Steel baron Andrew Carnegie funded the building of more than 2,500 libraries and performance halls, and only four Carnegie Halls remain in continuous use. One of them is cradled in the Greenbrier Valley of the Allegheny Mountains in Lewisburg, West Virginia. The 1902 Georgian Revival cultural center lords over a bustling arts town that has emerged around it on Church Street.
Planning a visit? Stay at State Fair of West Virginia Campground.
Just outside of town, Lost World Caverns is one of America’s most decorative caves and a National Natural Landmark. So is Organ Cave, which is rich with fossils and contains the country’s greatest collection of Civil War saltpeter hoppers, a mineral necessary to manufacture gunpowder.

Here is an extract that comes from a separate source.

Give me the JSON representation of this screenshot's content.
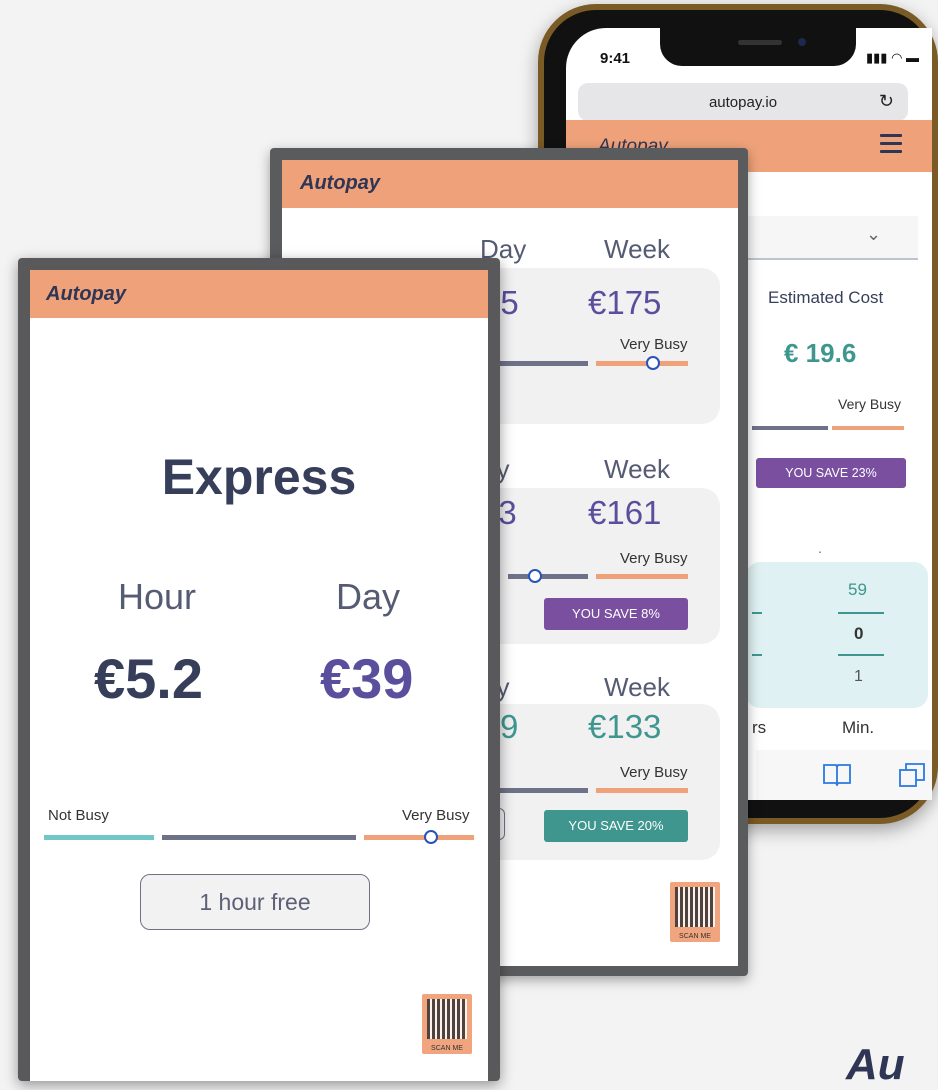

Summer in the Greenbrier Valley brings the State Fair of West Virginia, the roots of which reach back to Lewisburg in 1854. The idea of a “summer White House” began down the road in White Sulphur Springs with Martin Van Buren in 1834. The President’s Cottage at the Greenbrier Resort is now a museum and so is the once-secret bunker dug 720 feet into the hillside for essential government employees in the event of a nuclear attack.